Extracted records:
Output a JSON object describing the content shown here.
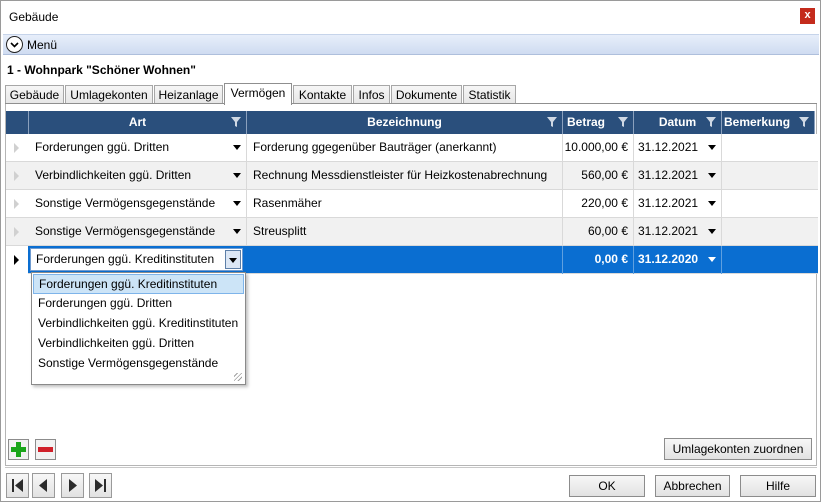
{
  "window": {
    "title": "Gebäude",
    "close_label": "x"
  },
  "menu": {
    "label": "Menü"
  },
  "heading": "1 - Wohnpark \"Schöner Wohnen\"",
  "tabs": [
    {
      "label": "Gebäude"
    },
    {
      "label": "Umlagekonten"
    },
    {
      "label": "Heizanlage"
    },
    {
      "label": "Vermögen",
      "active": true
    },
    {
      "label": "Kontakte"
    },
    {
      "label": "Infos"
    },
    {
      "label": "Dokumente"
    },
    {
      "label": "Statistik"
    }
  ],
  "grid": {
    "columns": [
      {
        "label": "Art",
        "filter_icon": "funnel-icon"
      },
      {
        "label": "Bezeichnung",
        "filter_icon": "funnel-icon"
      },
      {
        "label": "Betrag",
        "filter_icon": "funnel-icon"
      },
      {
        "label": "Datum",
        "filter_icon": "funnel-icon"
      },
      {
        "label": "Bemerkung",
        "filter_icon": "funnel-icon"
      }
    ],
    "rows": [
      {
        "art": "Forderungen ggü. Dritten",
        "bezeichnung": "Forderung ggegenüber Bauträger (anerkannt)",
        "betrag": "10.000,00 €",
        "datum": "31.12.2021",
        "bemerkung": ""
      },
      {
        "art": "Verbindlichkeiten ggü. Dritten",
        "bezeichnung": "Rechnung Messdienstleister für Heizkostenabrechnung",
        "betrag": "560,00 €",
        "datum": "31.12.2021",
        "bemerkung": ""
      },
      {
        "art": "Sonstige Vermögensgegenstände",
        "bezeichnung": "Rasenmäher",
        "betrag": "220,00 €",
        "datum": "31.12.2021",
        "bemerkung": ""
      },
      {
        "art": "Sonstige Vermögensgegenstände",
        "bezeichnung": "Streusplitt",
        "betrag": "60,00 €",
        "datum": "31.12.2021",
        "bemerkung": ""
      }
    ],
    "new_row": {
      "art": "Forderungen ggü. Kreditinstituten",
      "bezeichnung": "",
      "betrag": "0,00 €",
      "datum": "31.12.2020",
      "bemerkung": ""
    },
    "dropdown_options": [
      "Forderungen ggü. Kreditinstituten",
      "Forderungen ggü. Dritten",
      "Verbindlichkeiten ggü. Kreditinstituten",
      "Verbindlichkeiten ggü. Dritten",
      "Sonstige Vermögensgegenstände"
    ]
  },
  "actions": {
    "add_icon": "plus-icon",
    "remove_icon": "minus-icon",
    "assign_label": "Umlagekonten zuordnen"
  },
  "footer": {
    "ok_label": "OK",
    "cancel_label": "Abbrechen",
    "help_label": "Hilfe",
    "nav_icons": [
      "first-record-icon",
      "previous-record-icon",
      "next-record-icon",
      "last-record-icon"
    ]
  },
  "colors": {
    "header_bg": "#2a4f7c",
    "selected_row": "#0a6ed1",
    "add_green": "#1aa51a",
    "remove_red": "#d0202a"
  }
}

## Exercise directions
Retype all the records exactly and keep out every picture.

## Answer below
Output a JSON object describing the content shown here.
{
  "window": {
    "title": "Gebäude",
    "close_label": "x"
  },
  "menu": {
    "label": "Menü"
  },
  "heading": "1 - Wohnpark \"Schöner Wohnen\"",
  "tabs": [
    {
      "label": "Gebäude"
    },
    {
      "label": "Umlagekonten"
    },
    {
      "label": "Heizanlage"
    },
    {
      "label": "Vermögen",
      "active": true
    },
    {
      "label": "Kontakte"
    },
    {
      "label": "Infos"
    },
    {
      "label": "Dokumente"
    },
    {
      "label": "Statistik"
    }
  ],
  "grid": {
    "columns": [
      {
        "label": "Art",
        "filter_icon": "funnel-icon"
      },
      {
        "label": "Bezeichnung",
        "filter_icon": "funnel-icon"
      },
      {
        "label": "Betrag",
        "filter_icon": "funnel-icon"
      },
      {
        "label": "Datum",
        "filter_icon": "funnel-icon"
      },
      {
        "label": "Bemerkung",
        "filter_icon": "funnel-icon"
      }
    ],
    "rows": [
      {
        "art": "Forderungen ggü. Dritten",
        "bezeichnung": "Forderung ggegenüber Bauträger (anerkannt)",
        "betrag": "10.000,00 €",
        "datum": "31.12.2021",
        "bemerkung": ""
      },
      {
        "art": "Verbindlichkeiten ggü. Dritten",
        "bezeichnung": "Rechnung Messdienstleister für Heizkostenabrechnung",
        "betrag": "560,00 €",
        "datum": "31.12.2021",
        "bemerkung": ""
      },
      {
        "art": "Sonstige Vermögensgegenstände",
        "bezeichnung": "Rasenmäher",
        "betrag": "220,00 €",
        "datum": "31.12.2021",
        "bemerkung": ""
      },
      {
        "art": "Sonstige Vermögensgegenstände",
        "bezeichnung": "Streusplitt",
        "betrag": "60,00 €",
        "datum": "31.12.2021",
        "bemerkung": ""
      }
    ],
    "new_row": {
      "art": "Forderungen ggü. Kreditinstituten",
      "bezeichnung": "",
      "betrag": "0,00 €",
      "datum": "31.12.2020",
      "bemerkung": ""
    },
    "dropdown_options": [
      "Forderungen ggü. Kreditinstituten",
      "Forderungen ggü. Dritten",
      "Verbindlichkeiten ggü. Kreditinstituten",
      "Verbindlichkeiten ggü. Dritten",
      "Sonstige Vermögensgegenstände"
    ]
  },
  "actions": {
    "add_icon": "plus-icon",
    "remove_icon": "minus-icon",
    "assign_label": "Umlagekonten zuordnen"
  },
  "footer": {
    "ok_label": "OK",
    "cancel_label": "Abbrechen",
    "help_label": "Hilfe",
    "nav_icons": [
      "first-record-icon",
      "previous-record-icon",
      "next-record-icon",
      "last-record-icon"
    ]
  },
  "colors": {
    "header_bg": "#2a4f7c",
    "selected_row": "#0a6ed1",
    "add_green": "#1aa51a",
    "remove_red": "#d0202a"
  }
}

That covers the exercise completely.